→ Brief
Each record should be given again exactly as it appears, with no image included.

→ Data about app and page elements

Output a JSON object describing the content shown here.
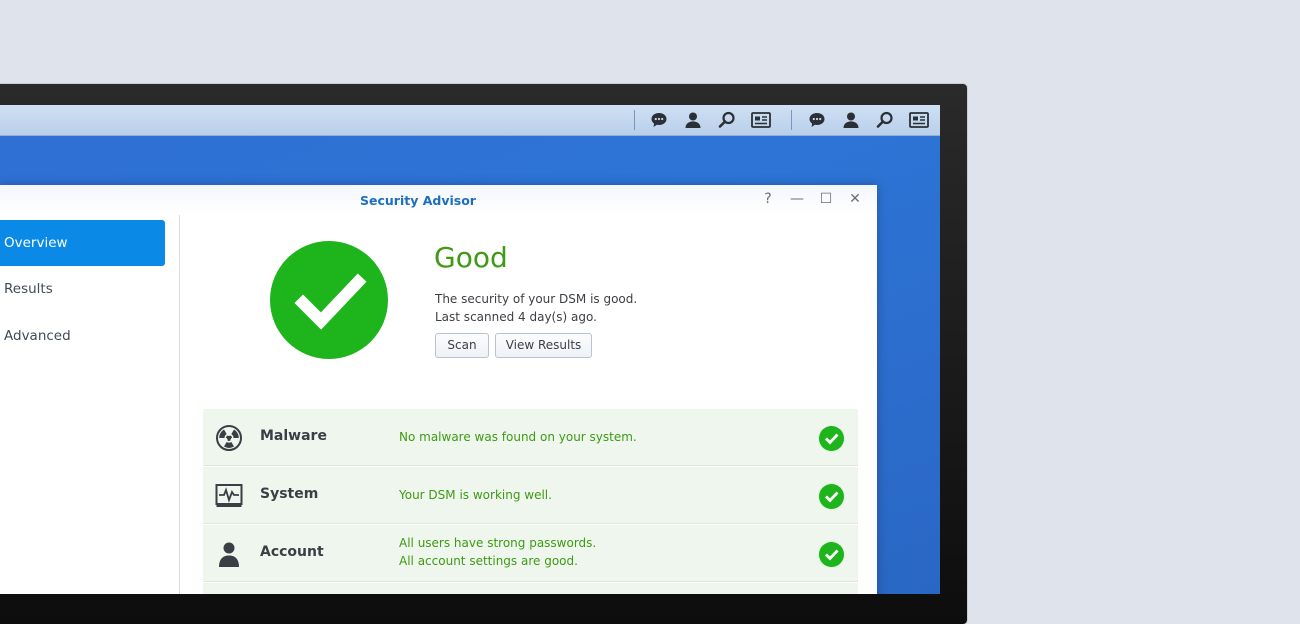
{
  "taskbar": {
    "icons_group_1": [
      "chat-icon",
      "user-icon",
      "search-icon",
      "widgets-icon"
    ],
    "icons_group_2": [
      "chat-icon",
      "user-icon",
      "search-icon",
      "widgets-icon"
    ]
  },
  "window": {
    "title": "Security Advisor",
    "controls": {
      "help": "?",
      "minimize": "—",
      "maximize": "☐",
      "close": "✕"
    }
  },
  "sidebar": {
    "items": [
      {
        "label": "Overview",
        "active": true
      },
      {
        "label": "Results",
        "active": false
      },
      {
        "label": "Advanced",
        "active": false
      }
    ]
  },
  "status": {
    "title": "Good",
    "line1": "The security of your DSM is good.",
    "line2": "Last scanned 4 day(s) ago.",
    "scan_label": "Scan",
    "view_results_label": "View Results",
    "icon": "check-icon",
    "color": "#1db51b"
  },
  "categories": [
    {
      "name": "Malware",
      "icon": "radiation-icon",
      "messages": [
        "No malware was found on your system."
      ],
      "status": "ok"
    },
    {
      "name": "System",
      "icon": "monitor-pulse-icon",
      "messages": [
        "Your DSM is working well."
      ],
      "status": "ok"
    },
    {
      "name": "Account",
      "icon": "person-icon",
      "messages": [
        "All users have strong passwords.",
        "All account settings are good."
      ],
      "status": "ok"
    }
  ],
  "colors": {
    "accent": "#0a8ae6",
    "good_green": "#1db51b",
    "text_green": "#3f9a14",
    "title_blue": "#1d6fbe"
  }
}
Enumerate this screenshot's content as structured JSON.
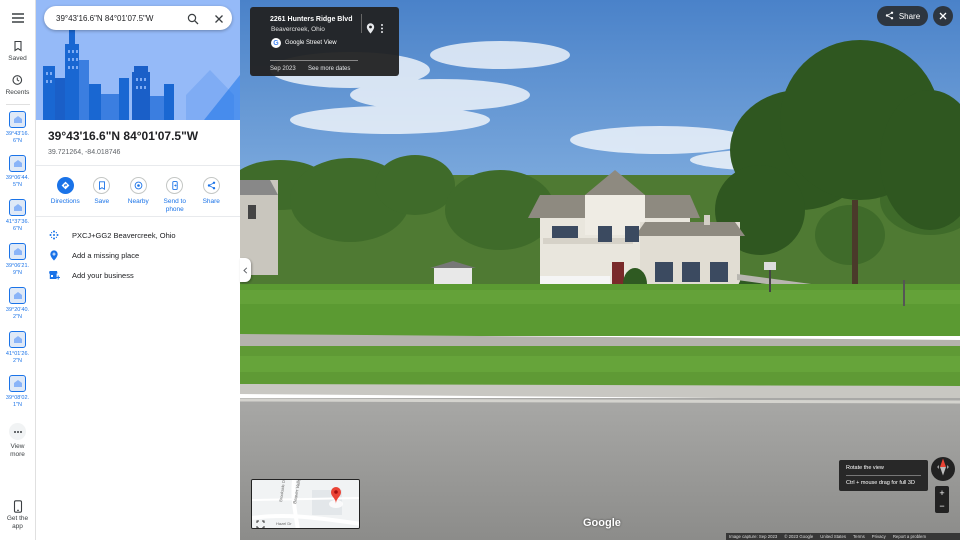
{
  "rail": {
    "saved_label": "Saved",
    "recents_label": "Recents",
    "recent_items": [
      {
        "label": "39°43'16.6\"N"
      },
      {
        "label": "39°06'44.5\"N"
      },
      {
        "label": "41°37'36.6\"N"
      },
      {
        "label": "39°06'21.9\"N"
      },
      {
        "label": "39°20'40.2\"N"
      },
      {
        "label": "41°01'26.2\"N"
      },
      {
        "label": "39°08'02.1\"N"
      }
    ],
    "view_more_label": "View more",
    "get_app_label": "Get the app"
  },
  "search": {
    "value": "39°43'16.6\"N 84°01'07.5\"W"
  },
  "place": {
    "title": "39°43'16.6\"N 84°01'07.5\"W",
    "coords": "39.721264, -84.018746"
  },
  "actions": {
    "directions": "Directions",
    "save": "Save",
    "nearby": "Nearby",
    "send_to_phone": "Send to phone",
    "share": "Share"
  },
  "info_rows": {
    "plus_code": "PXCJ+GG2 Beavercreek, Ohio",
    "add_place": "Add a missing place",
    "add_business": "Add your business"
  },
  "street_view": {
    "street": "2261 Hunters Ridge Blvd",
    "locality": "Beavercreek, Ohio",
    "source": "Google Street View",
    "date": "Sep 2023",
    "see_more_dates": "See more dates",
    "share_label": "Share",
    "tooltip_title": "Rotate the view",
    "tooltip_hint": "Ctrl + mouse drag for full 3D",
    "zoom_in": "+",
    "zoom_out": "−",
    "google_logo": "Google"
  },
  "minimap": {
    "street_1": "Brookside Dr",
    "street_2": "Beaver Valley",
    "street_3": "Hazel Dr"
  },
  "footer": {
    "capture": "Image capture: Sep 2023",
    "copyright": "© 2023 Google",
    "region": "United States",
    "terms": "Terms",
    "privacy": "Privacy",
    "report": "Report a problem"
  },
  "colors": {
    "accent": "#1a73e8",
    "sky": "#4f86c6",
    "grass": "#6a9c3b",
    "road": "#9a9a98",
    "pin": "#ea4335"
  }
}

→ Output below
Output a JSON object describing the content shown here.
{
  "taskbar": {
    "icons_group_1": [
      "chat-icon",
      "user-icon",
      "search-icon",
      "widgets-icon"
    ],
    "icons_group_2": [
      "chat-icon",
      "user-icon",
      "search-icon",
      "widgets-icon"
    ]
  },
  "window": {
    "title": "Security Advisor",
    "controls": {
      "help": "?",
      "minimize": "—",
      "maximize": "☐",
      "close": "✕"
    }
  },
  "sidebar": {
    "items": [
      {
        "label": "Overview",
        "active": true
      },
      {
        "label": "Results",
        "active": false
      },
      {
        "label": "Advanced",
        "active": false
      }
    ]
  },
  "status": {
    "title": "Good",
    "line1": "The security of your DSM is good.",
    "line2": "Last scanned 4 day(s) ago.",
    "scan_label": "Scan",
    "view_results_label": "View Results",
    "icon": "check-icon",
    "color": "#1db51b"
  },
  "categories": [
    {
      "name": "Malware",
      "icon": "radiation-icon",
      "messages": [
        "No malware was found on your system."
      ],
      "status": "ok"
    },
    {
      "name": "System",
      "icon": "monitor-pulse-icon",
      "messages": [
        "Your DSM is working well."
      ],
      "status": "ok"
    },
    {
      "name": "Account",
      "icon": "person-icon",
      "messages": [
        "All users have strong passwords.",
        "All account settings are good."
      ],
      "status": "ok"
    }
  ],
  "colors": {
    "accent": "#0a8ae6",
    "good_green": "#1db51b",
    "text_green": "#3f9a14",
    "title_blue": "#1d6fbe"
  }
}
Enumerate this screenshot's content as structured JSON.
{
  "rail": {
    "saved_label": "Saved",
    "recents_label": "Recents",
    "recent_items": [
      {
        "label": "39°43'16.6\"N"
      },
      {
        "label": "39°06'44.5\"N"
      },
      {
        "label": "41°37'36.6\"N"
      },
      {
        "label": "39°06'21.9\"N"
      },
      {
        "label": "39°20'40.2\"N"
      },
      {
        "label": "41°01'26.2\"N"
      },
      {
        "label": "39°08'02.1\"N"
      }
    ],
    "view_more_label": "View more",
    "get_app_label": "Get the app"
  },
  "search": {
    "value": "39°43'16.6\"N 84°01'07.5\"W"
  },
  "place": {
    "title": "39°43'16.6\"N 84°01'07.5\"W",
    "coords": "39.721264, -84.018746"
  },
  "actions": {
    "directions": "Directions",
    "save": "Save",
    "nearby": "Nearby",
    "send_to_phone": "Send to phone",
    "share": "Share"
  },
  "info_rows": {
    "plus_code": "PXCJ+GG2 Beavercreek, Ohio",
    "add_place": "Add a missing place",
    "add_business": "Add your business"
  },
  "street_view": {
    "street": "2261 Hunters Ridge Blvd",
    "locality": "Beavercreek, Ohio",
    "source": "Google Street View",
    "date": "Sep 2023",
    "see_more_dates": "See more dates",
    "share_label": "Share",
    "tooltip_title": "Rotate the view",
    "tooltip_hint": "Ctrl + mouse drag for full 3D",
    "zoom_in": "+",
    "zoom_out": "−",
    "google_logo": "Google"
  },
  "minimap": {
    "street_1": "Brookside Dr",
    "street_2": "Beaver Valley",
    "street_3": "Hazel Dr"
  },
  "footer": {
    "capture": "Image capture: Sep 2023",
    "copyright": "© 2023 Google",
    "region": "United States",
    "terms": "Terms",
    "privacy": "Privacy",
    "report": "Report a problem"
  },
  "colors": {
    "accent": "#1a73e8",
    "sky": "#4f86c6",
    "grass": "#6a9c3b",
    "road": "#9a9a98",
    "pin": "#ea4335"
  }
}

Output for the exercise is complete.